Having accidentally witnessed her mobster boyfriend Curtis murder an employee, singer and wannabe-diva Deloris Van Cartier goes on the run. She is disguised as a nun, and hidden at St. Katherine’s, a struggling Catholic Church, by Lieutenant Eddie Souther, a police officer and childhood friend of Deloris. With her background in music, she is put in charge of the woeful convent choir, but turns them and the fortunes of the Church around while trying to stay one step ahead of Curtis and his heavies.
This adaptation - which ran in the West End from 2009-10 - successfully realises many of the familiar characters from the hit film, such as Sister Mary Robert, Patrick, and Lazarus, who are all excellent. But in the stage version, more marginal characters are very successfully brought to the fore. Besotted with Deloris but cripplingly shy, ‘Sweaty’ Eddie Souther, played by Edward Baruwa, very nearly steals the show, and Curtis’ goons entertain and delight despite being sidelined for the most of the story.
Appropriately, Mark Crosslands’ vocal arrangements are superb, and move the narrative along at an electrifying pace. The story is best told when sung, and Glenn Slater’s clever use of lyrics prevents the transition to song becoming contrived or mawkish. In particular, the first choir rehearsal with Deloris, when the Sisters discover their ‘voice’, is not only musically impressive, but genuinely touching and joyful.

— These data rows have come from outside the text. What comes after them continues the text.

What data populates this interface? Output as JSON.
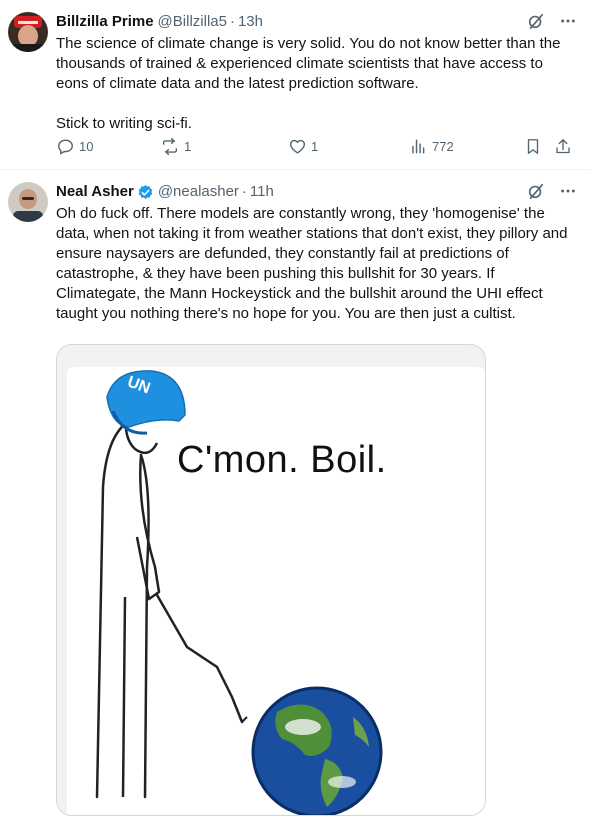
{
  "tweets": [
    {
      "display_name": "Billzilla Prime",
      "handle": "@Billzilla5",
      "separator": "·",
      "time": "13h",
      "text": "The science of climate change is very solid. You do not know better than the thousands of trained & experienced climate scientists that have access to eons of climate data and the latest prediction software.\n\nStick to writing sci-fi.",
      "replies": "10",
      "reposts": "1",
      "likes": "1",
      "views": "772",
      "verified": false
    },
    {
      "display_name": "Neal Asher",
      "handle": "@nealasher",
      "separator": "·",
      "time": "11h",
      "text": "Oh do fuck off. There models are constantly wrong, they 'homogenise' the data, when not taking it from weather stations that don't exist, they pillory and ensure naysayers are defunded, they constantly fail at predictions of catastrophe, & they have been pushing this bullshit for 30 years. If Climategate, the Mann Hockeystick and the bullshit around the UHI effect taught you nothing there's no hope for you. You are then just a cultist.",
      "verified": true,
      "media": {
        "caption": "C'mon. Boil.",
        "helmet_text": "UN"
      }
    }
  ],
  "colors": {
    "text": "#0f1419",
    "secondary": "#536471",
    "verified_blue": "#1d9bf0",
    "border": "#eff3f4",
    "helmet_blue": "#1f8fe0"
  },
  "icons": [
    "grok-icon",
    "more-icon",
    "reply-icon",
    "repost-icon",
    "like-icon",
    "views-icon",
    "bookmark-icon",
    "share-icon",
    "verified-badge-icon"
  ]
}
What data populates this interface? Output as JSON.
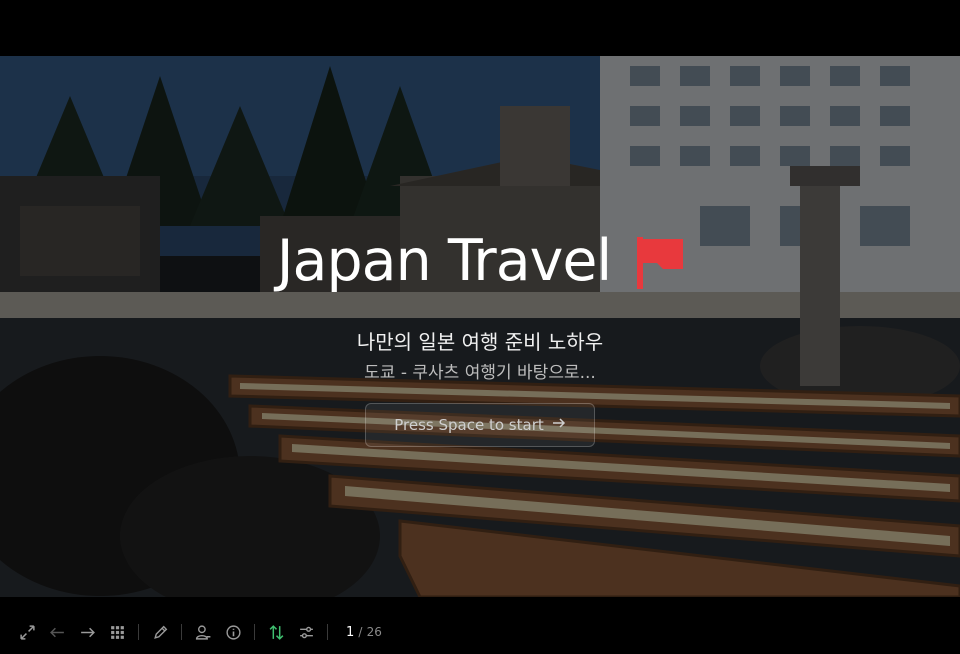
{
  "slide": {
    "title": "Japan Travel",
    "subtitle": "나만의 일본 여행 준비 노하우",
    "tagline": "도쿄 - 쿠사츠 여행기 바탕으로...",
    "start_label": "Press Space to start"
  },
  "pager": {
    "current": "1",
    "separator": "/",
    "total": "26"
  },
  "colors": {
    "flag": "#e8393d",
    "accent_green": "#3fbf6f",
    "toolbar_icon": "#9a9a9a"
  }
}
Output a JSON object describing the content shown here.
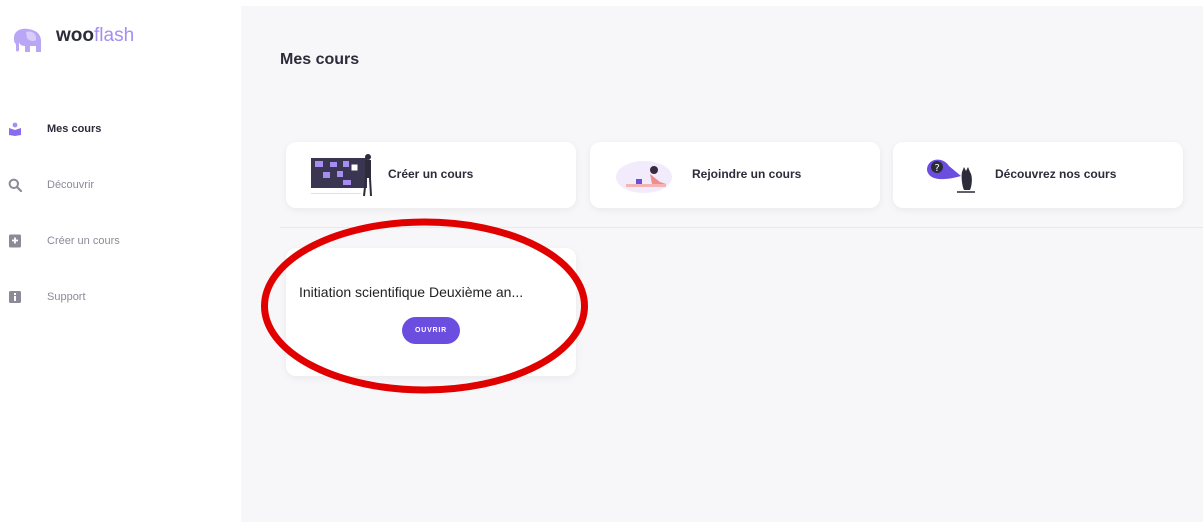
{
  "brand": {
    "name_bold": "woo",
    "name_light": "flash"
  },
  "sidebar": {
    "items": [
      {
        "label": "Mes cours",
        "icon": "book-reader-icon",
        "active": true
      },
      {
        "label": "Découvrir",
        "icon": "search-icon",
        "active": false
      },
      {
        "label": "Créer un cours",
        "icon": "add-book-icon",
        "active": false
      },
      {
        "label": "Support",
        "icon": "info-icon",
        "active": false
      }
    ]
  },
  "main": {
    "title": "Mes cours",
    "actions": [
      {
        "label": "Créer un cours",
        "icon": "presentation-board-illustration"
      },
      {
        "label": "Rejoindre un cours",
        "icon": "person-reading-illustration"
      },
      {
        "label": "Découvrez nos cours",
        "icon": "cat-spotlight-illustration"
      }
    ],
    "courses": [
      {
        "title": "Initiation scientifique Deuxième an...",
        "button_label": "OUVRIR"
      }
    ]
  },
  "colors": {
    "accent": "#6b4ee0",
    "brand_light": "#a58ef0",
    "annotation": "#e00000",
    "background": "#f7f7f9"
  }
}
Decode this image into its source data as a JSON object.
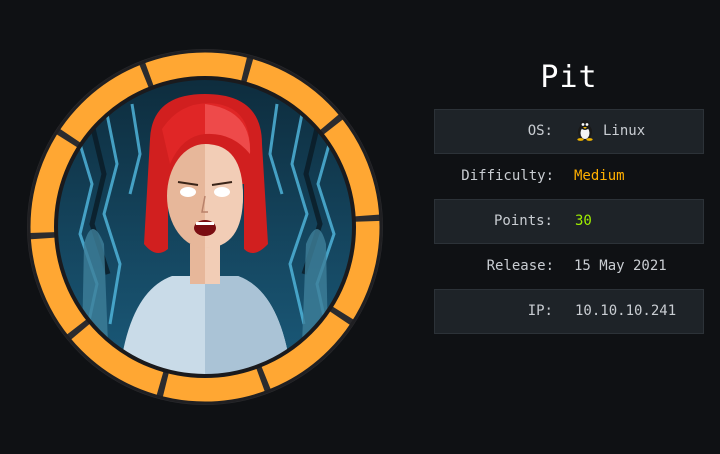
{
  "machine": {
    "name": "Pit"
  },
  "info": {
    "os_label": "OS:",
    "os_value": "Linux",
    "os_icon": "linux-tux-icon",
    "difficulty_label": "Difficulty:",
    "difficulty_value": "Medium",
    "points_label": "Points:",
    "points_value": "30",
    "release_label": "Release:",
    "release_value": "15 May 2021",
    "ip_label": "IP:",
    "ip_value": "10.10.10.241"
  },
  "colors": {
    "background": "#0f1114",
    "ring_orange": "#ffa733",
    "difficulty_medium": "#ffaf00",
    "points_green": "#9fef00"
  }
}
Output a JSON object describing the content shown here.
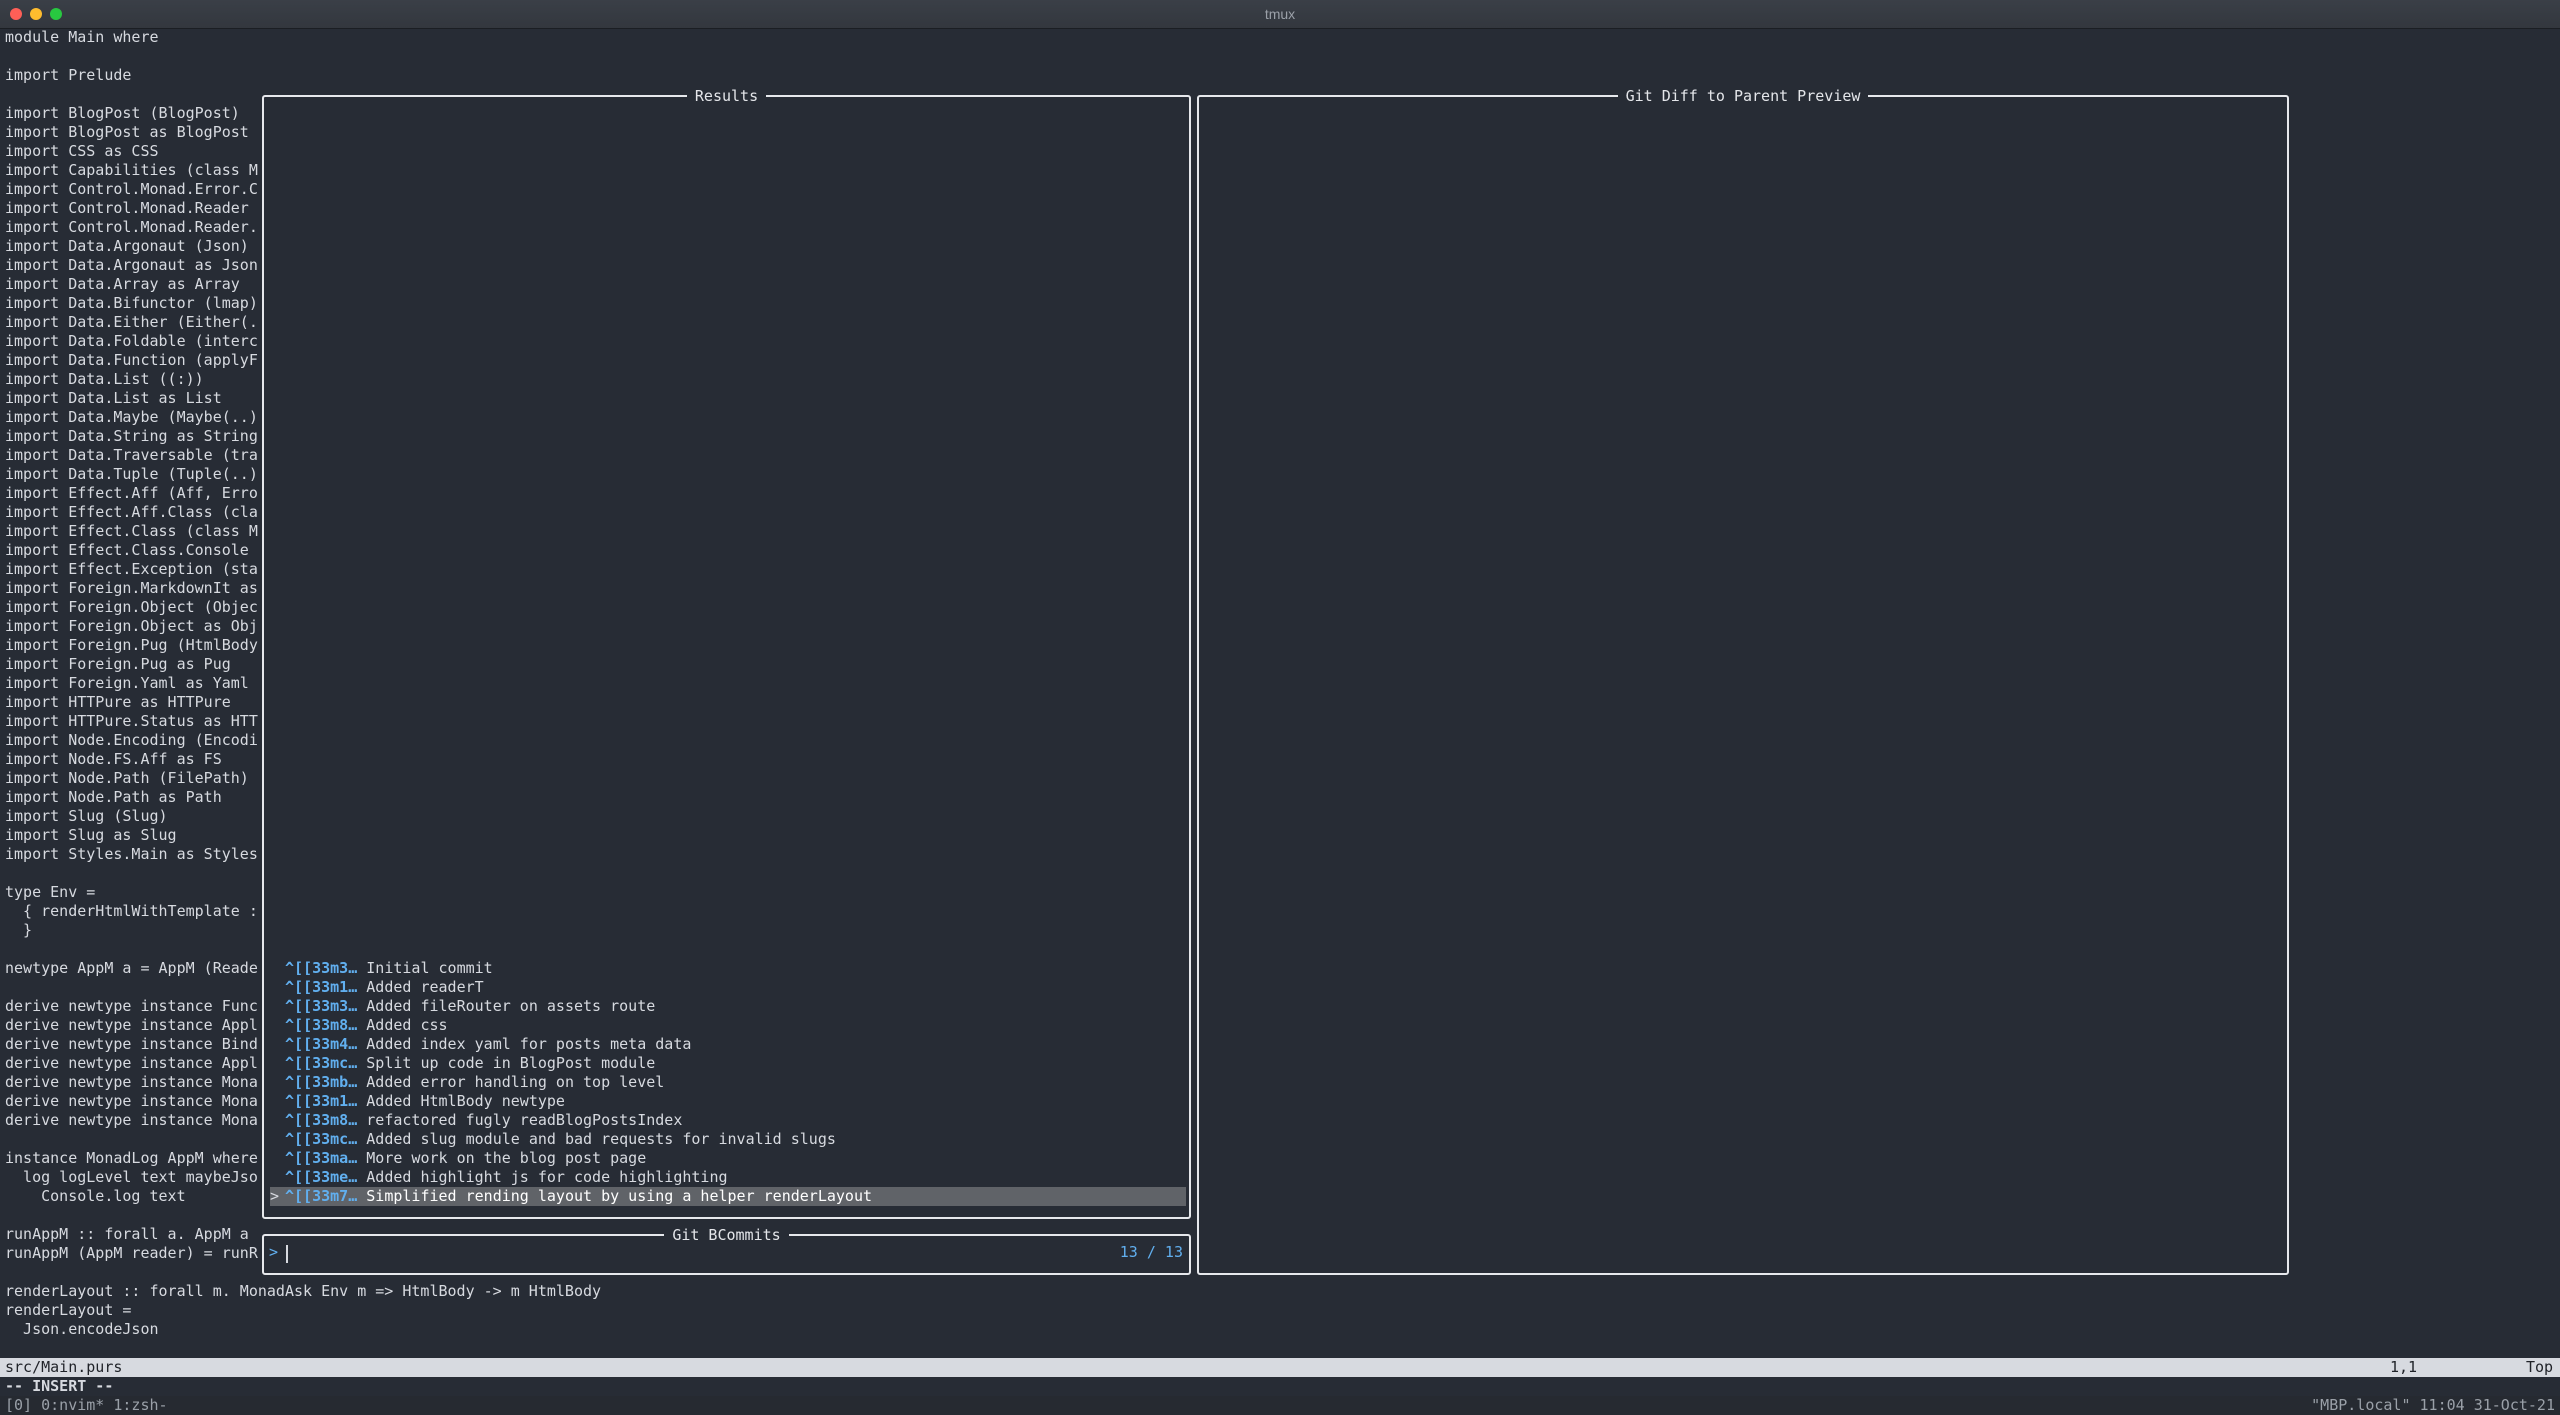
{
  "window": {
    "title": "tmux"
  },
  "editor": {
    "lines": [
      "module Main where",
      "",
      "import Prelude",
      "",
      "import BlogPost (BlogPost)",
      "import BlogPost as BlogPost",
      "import CSS as CSS",
      "import Capabilities (class M",
      "import Control.Monad.Error.C",
      "import Control.Monad.Reader",
      "import Control.Monad.Reader.",
      "import Data.Argonaut (Json)",
      "import Data.Argonaut as Json",
      "import Data.Array as Array",
      "import Data.Bifunctor (lmap)",
      "import Data.Either (Either(.",
      "import Data.Foldable (interc",
      "import Data.Function (applyF",
      "import Data.List ((:))",
      "import Data.List as List",
      "import Data.Maybe (Maybe(..)",
      "import Data.String as String",
      "import Data.Traversable (tra",
      "import Data.Tuple (Tuple(..)",
      "import Effect.Aff (Aff, Erro",
      "import Effect.Aff.Class (cla",
      "import Effect.Class (class M",
      "import Effect.Class.Console",
      "import Effect.Exception (sta",
      "import Foreign.MarkdownIt as",
      "import Foreign.Object (Objec",
      "import Foreign.Object as Obj",
      "import Foreign.Pug (HtmlBody",
      "import Foreign.Pug as Pug",
      "import Foreign.Yaml as Yaml",
      "import HTTPure as HTTPure",
      "import HTTPure.Status as HTT",
      "import Node.Encoding (Encodi",
      "import Node.FS.Aff as FS",
      "import Node.Path (FilePath)",
      "import Node.Path as Path",
      "import Slug (Slug)",
      "import Slug as Slug",
      "import Styles.Main as Styles",
      "",
      "type Env =",
      "  { renderHtmlWithTemplate :",
      "  }",
      "",
      "newtype AppM a = AppM (Reade",
      "",
      "derive newtype instance Func",
      "derive newtype instance Appl",
      "derive newtype instance Bind",
      "derive newtype instance Appl",
      "derive newtype instance Mona",
      "derive newtype instance Mona",
      "derive newtype instance Mona",
      "",
      "instance MonadLog AppM where",
      "  log logLevel text maybeJso",
      "    Console.log text",
      "",
      "runAppM :: forall a. AppM a",
      "runAppM (AppM reader) = runR",
      "",
      "renderLayout :: forall m. MonadAsk Env m => HtmlBody -> m HtmlBody",
      "renderLayout =",
      "  Json.encodeJson"
    ]
  },
  "results_pane": {
    "title": "Results",
    "commits": [
      {
        "hash": "^[[33m3…",
        "message": "Initial commit"
      },
      {
        "hash": "^[[33m1…",
        "message": "Added readerT"
      },
      {
        "hash": "^[[33m3…",
        "message": "Added fileRouter on assets route"
      },
      {
        "hash": "^[[33m8…",
        "message": "Added css"
      },
      {
        "hash": "^[[33m4…",
        "message": "Added index yaml for posts meta data"
      },
      {
        "hash": "^[[33mc…",
        "message": "Split up code in BlogPost module"
      },
      {
        "hash": "^[[33mb…",
        "message": "Added error handling on top level"
      },
      {
        "hash": "^[[33m1…",
        "message": "Added HtmlBody newtype"
      },
      {
        "hash": "^[[33m8…",
        "message": "refactored fugly readBlogPostsIndex"
      },
      {
        "hash": "^[[33mc…",
        "message": "Added slug module and bad requests for invalid slugs"
      },
      {
        "hash": "^[[33ma…",
        "message": "More work on the blog post page"
      },
      {
        "hash": "^[[33me…",
        "message": "Added highlight js for code highlighting"
      },
      {
        "hash": "^[[33m7…",
        "message": "Simplified rending layout by using a helper renderLayout"
      }
    ],
    "selected_index": 12,
    "selection_marker": ">"
  },
  "preview_pane": {
    "title": "Git Diff to Parent Preview"
  },
  "prompt_pane": {
    "title": "Git BCommits",
    "prompt": ">",
    "query": "",
    "count": "13 / 13"
  },
  "vim_status": {
    "file": "src/Main.purs",
    "position": "1,1",
    "scroll": "Top",
    "mode": "-- INSERT --"
  },
  "tmux_status": {
    "left": "[0] 0:nvim* 1:zsh-",
    "right": "\"MBP.local\" 11:04 31-Oct-21"
  },
  "colors": {
    "background": "#272c35",
    "hash": "#61afef",
    "selection": "#606368",
    "border": "#e6e8ec"
  }
}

The slower pace of the second half feels indulgent at times, and the narrative a little superficial, highlighted when Deloris and the Mother Superior awkwardly discuss the wider religious implications of the Church’s transformation. But Jerry Zaks’ touring production is an excellent, opulent rendition, with rich staging, dazzling costume and lots of fun. Special mention must go to Cynthia Erivo as Deloris. Whether in full choir-leading flamboyance, or solitary reflection, her performance is always captivating.